Cooking on an open fire is not that difficult, it may seem intimidating at first, but, the most difficult part is finding a time and place to do it.  It does take a little more time than just firing up the stove but like I said it is rewarding.

Sausages on an open fire

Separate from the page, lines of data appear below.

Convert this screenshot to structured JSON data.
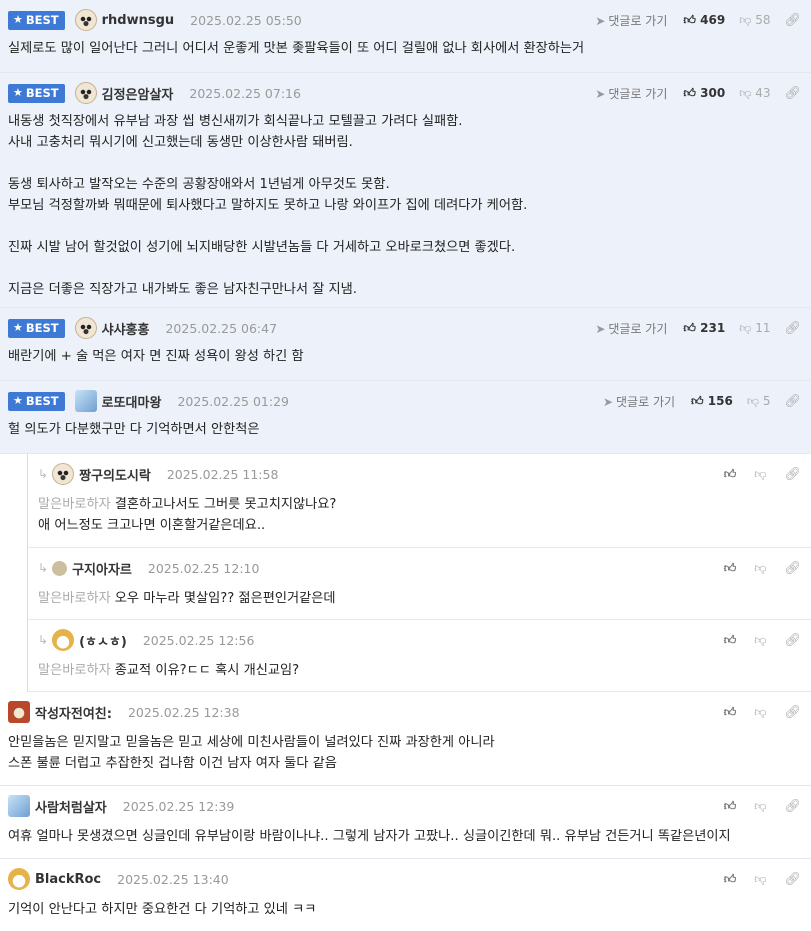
{
  "ui": {
    "goto_label": "댓글로 가기",
    "best_label": "BEST",
    "reply_prefix": "말은바로하자"
  },
  "best_comments": [
    {
      "nick": "rhdwnsgu",
      "date": "2025.02.25 05:50",
      "up": "469",
      "down": "58",
      "lines": [
        "실제로도 많이 일어난다 그러니 어디서 운좋게 맛본 좆팔육들이 또 어디 걸릴애 없나 회사에서 환장하는거"
      ]
    },
    {
      "nick": "김정은암살자",
      "date": "2025.02.25 07:16",
      "up": "300",
      "down": "43",
      "lines": [
        "내동생 첫직장에서 유부남 과장 씹 병신새끼가 회식끝나고 모텔끌고 가려다 실패함.",
        "사내 고충처리 뭐시기에 신고했는데 동생만 이상한사람 돼버림.",
        "",
        "동생 퇴사하고 발작오는 수준의 공황장애와서 1년넘게 아무것도 못함.",
        "부모님 걱정할까봐 뭐때문에 퇴사했다고 말하지도 못하고 나랑 와이프가 집에 데려다가 케어함.",
        "",
        "진짜 시발 남어 할것없이 성기에 뇌지배당한 시발년놈들 다 거세하고 오바로크쳤으면 좋겠다.",
        "",
        "지금은 더좋은 직장가고 내가봐도 좋은 남자친구만나서 잘 지냄."
      ]
    },
    {
      "nick": "샤샤홍홍",
      "date": "2025.02.25 06:47",
      "up": "231",
      "down": "11",
      "lines": [
        "배란기에 + 술 먹은 여자 면 진짜 성욕이 왕성 하긴 함"
      ]
    },
    {
      "nick": "로또대마왕",
      "date": "2025.02.25 01:29",
      "up": "156",
      "down": "5",
      "lines": [
        "헐 의도가 다분했구만 다 기억하면서 안한척은"
      ]
    }
  ],
  "replies": [
    {
      "nick": "짱구의도시락",
      "date": "2025.02.25 11:58",
      "lines": [
        "결혼하고나서도 그버릇 못고치지않나요?",
        "애 어느정도 크고나면 이혼할거같은데요.."
      ]
    },
    {
      "nick": "구지아자르",
      "date": "2025.02.25 12:10",
      "lines": [
        "오우 마누라 몇살임?? 젊은편인거같은데"
      ]
    },
    {
      "nick": "(ㅎㅅㅎ)",
      "date": "2025.02.25 12:56",
      "lines": [
        "종교적 이유?ㄷㄷ 혹시 개신교임?"
      ]
    }
  ],
  "comments": [
    {
      "nick": "작성자전여친:",
      "date": "2025.02.25 12:38",
      "lines": [
        "안믿을놈은 믿지말고 믿을놈은 믿고 세상에 미친사람들이 널려있다 진짜 과장한게 아니라",
        "스폰 불륜 더럽고 추잡한짓 겁나함 이건 남자 여자 둘다 같음"
      ]
    },
    {
      "nick": "사람처럼살자",
      "date": "2025.02.25 12:39",
      "lines": [
        "여휴 얼마나 못생겼으면 싱글인데 유부남이랑 바람이나냐.. 그렇게 남자가 고팠나.. 싱글이긴한데 뭐.. 유부남 건든거니 똑같은년이지"
      ]
    },
    {
      "nick": "BlackRoc",
      "date": "2025.02.25 13:40",
      "lines": [
        "기억이 안난다고 하지만 중요한건 다 기억하고 있네 ㅋㅋ"
      ]
    }
  ]
}
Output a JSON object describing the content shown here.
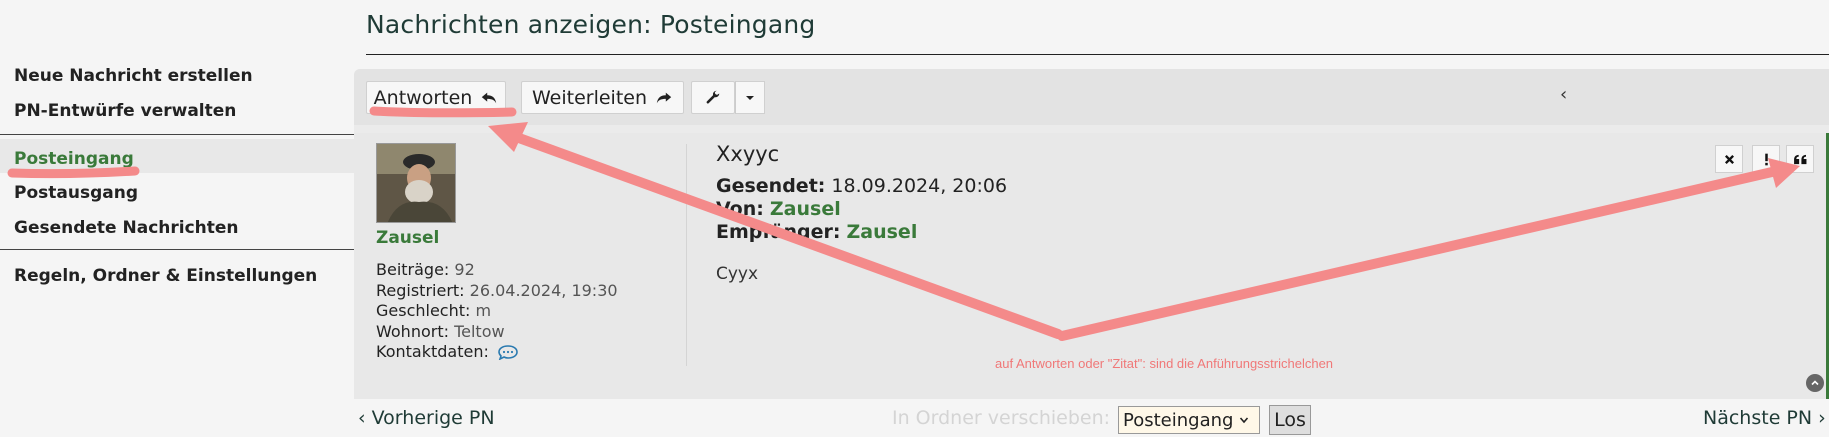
{
  "page": {
    "title": "Nachrichten anzeigen: Posteingang"
  },
  "sidebar": {
    "items": [
      {
        "label": "Neue Nachricht erstellen"
      },
      {
        "label": "PN-Entwürfe verwalten"
      },
      {
        "label": "Posteingang",
        "active": true
      },
      {
        "label": "Postausgang"
      },
      {
        "label": "Gesendete Nachrichten"
      },
      {
        "label": "Regeln, Ordner & Einstellungen"
      }
    ]
  },
  "toolbar": {
    "reply_label": "Antworten",
    "forward_label": "Weiterleiten",
    "collapse_glyph": "‹"
  },
  "author": {
    "username": "Zausel",
    "profile": [
      {
        "key": "Beiträge:",
        "value": "92"
      },
      {
        "key": "Registriert:",
        "value": "26.04.2024, 19:30"
      },
      {
        "key": "Geschlecht:",
        "value": "m"
      },
      {
        "key": "Wohnort:",
        "value": "Teltow"
      },
      {
        "key": "Kontaktdaten:",
        "value": ""
      }
    ]
  },
  "message": {
    "subject": "Xxyyc",
    "sent_label": "Gesendet:",
    "sent_value": "18.09.2024, 20:06",
    "from_label": "Von:",
    "from_value": "Zausel",
    "to_label": "Empfänger:",
    "to_value": "Zausel",
    "body": "Cyyx"
  },
  "annotation": {
    "text": "auf Antworten oder \"Zitat\": sind die Anführungsstrichelchen"
  },
  "footer": {
    "prev_label": "Vorherige PN",
    "next_label": "Nächste PN",
    "move_label": "In Ordner verschieben:",
    "folder_selected": "Posteingang",
    "go_label": "Los"
  },
  "colors": {
    "accent_green": "#3a7a3a",
    "annotation_red": "#f07878"
  },
  "icons": {
    "reply": "reply-arrow-icon",
    "forward": "forward-arrow-icon",
    "tools": "wrench-icon",
    "delete": "close-icon",
    "report": "exclamation-icon",
    "quote": "quote-icon",
    "contact": "speech-bubble-icon"
  }
}
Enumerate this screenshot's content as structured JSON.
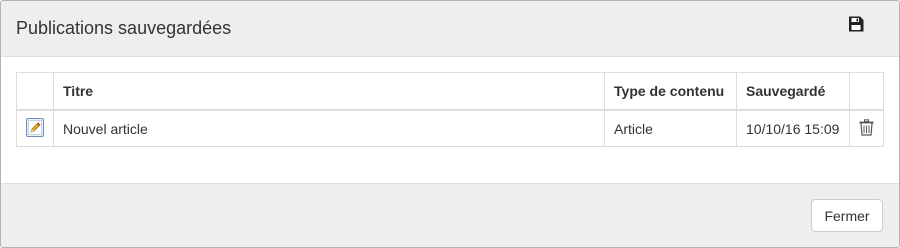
{
  "modal": {
    "title": "Publications sauvegardées",
    "header_icon": "save-icon"
  },
  "table": {
    "columns": [
      "",
      "Titre",
      "Type de contenu",
      "Sauvegardé",
      ""
    ],
    "rows": [
      {
        "edit_icon": "edit-pencil-icon",
        "title": "Nouvel article",
        "content_type": "Article",
        "saved": "10/10/16 15:09",
        "delete_icon": "trash-icon"
      }
    ]
  },
  "footer": {
    "close_label": "Fermer"
  }
}
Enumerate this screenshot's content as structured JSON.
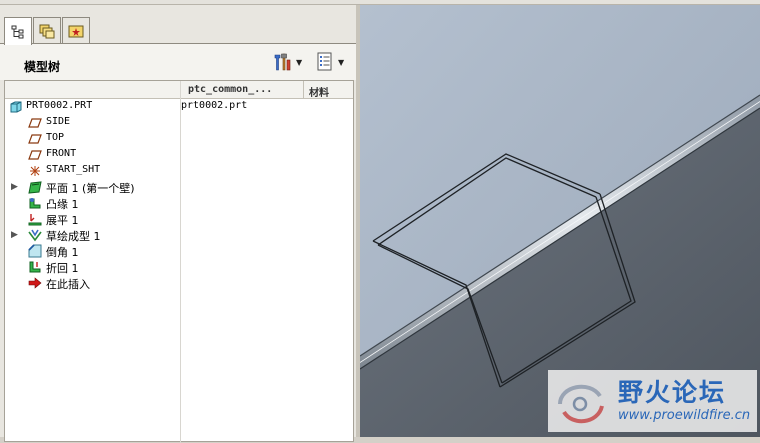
{
  "navigator": {
    "tabs": [
      {
        "name": "model-tree-tab",
        "icon": "model-tree-icon"
      },
      {
        "name": "folder-browser-tab",
        "icon": "folder-browser-icon"
      },
      {
        "name": "favorites-tab",
        "icon": "favorites-icon"
      }
    ],
    "panel_title": "模型树",
    "settings_icon": "tools-icon",
    "show_icon": "list-icon"
  },
  "tree": {
    "columns": [
      "ptc_common_...",
      "材料"
    ],
    "root": {
      "label": "PRT0002.PRT",
      "value": "prt0002.prt",
      "icon": "part-icon"
    },
    "items": [
      {
        "label": "SIDE",
        "icon": "datum-plane-icon",
        "expandable": false
      },
      {
        "label": "TOP",
        "icon": "datum-plane-icon",
        "expandable": false
      },
      {
        "label": "FRONT",
        "icon": "datum-plane-icon",
        "expandable": false
      },
      {
        "label": "START_SHT",
        "icon": "coordinate-system-icon",
        "expandable": false
      },
      {
        "label": "平面 1 (第一个壁)",
        "icon": "planar-wall-icon",
        "expandable": true
      },
      {
        "label": "凸缘 1",
        "icon": "flange-icon",
        "expandable": false
      },
      {
        "label": "展平 1",
        "icon": "unbend-icon",
        "expandable": false
      },
      {
        "label": "草绘成型 1",
        "icon": "sketched-form-icon",
        "expandable": true
      },
      {
        "label": "倒角 1",
        "icon": "chamfer-icon",
        "expandable": false
      },
      {
        "label": "折回 1",
        "icon": "bend-back-icon",
        "expandable": false
      },
      {
        "label": "在此插入",
        "icon": "insert-here-icon",
        "expandable": false
      }
    ]
  },
  "watermark": {
    "cn": "野火论坛",
    "url": "www.proewildfire.cn"
  },
  "colors": {
    "viewport_top": "#a4b1c2",
    "viewport_bottom": "#5e6670",
    "accent": "#2a67b8"
  }
}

The requirements are also quite sparse, you will need not much more than you would to make a normal breakfast on the stove.  You will need a cast iron skillet, some hardwood, a rack to suspend the skillet above the fire and some patience.  We had a fire the previous night so I woke up to some yet hot embers which I arranged in the pit, piled on some crumpled newspaper and some scraps of wood and blew on the embers until I had a flame.  At which point I nursed the fire with some hardwood until it had burned down into a nice consistent bed of coals that covered an area about twice the size as my skillet.  Once this was accomplished I chopped some of the remaining bits of hardwood into smaller pieces of wood, to be able to throw them onto the bed of coals to get more heat as needed.

After this I put the rack over the pit and placed the skillet on it with a bit of oil and added some sausages, cooking them until they were done and then it was onto pancakes and eggs in the same method.  The eggs were actually cooked in the sausage grease which made them all the better.  Several times throughout the cook more scraps of wood (kindling) were added to the coals to get more heat.  It worked great.

Cooking like a caveman is a great way to step back and just focus on cooking.  Focusing on the heat and the food.  It was great.  It reaffirms reason #2 of the 10 reasons to have a cast iron skillet.

Posted in Grilled Goodness, Misc Food Tagged with: , , ,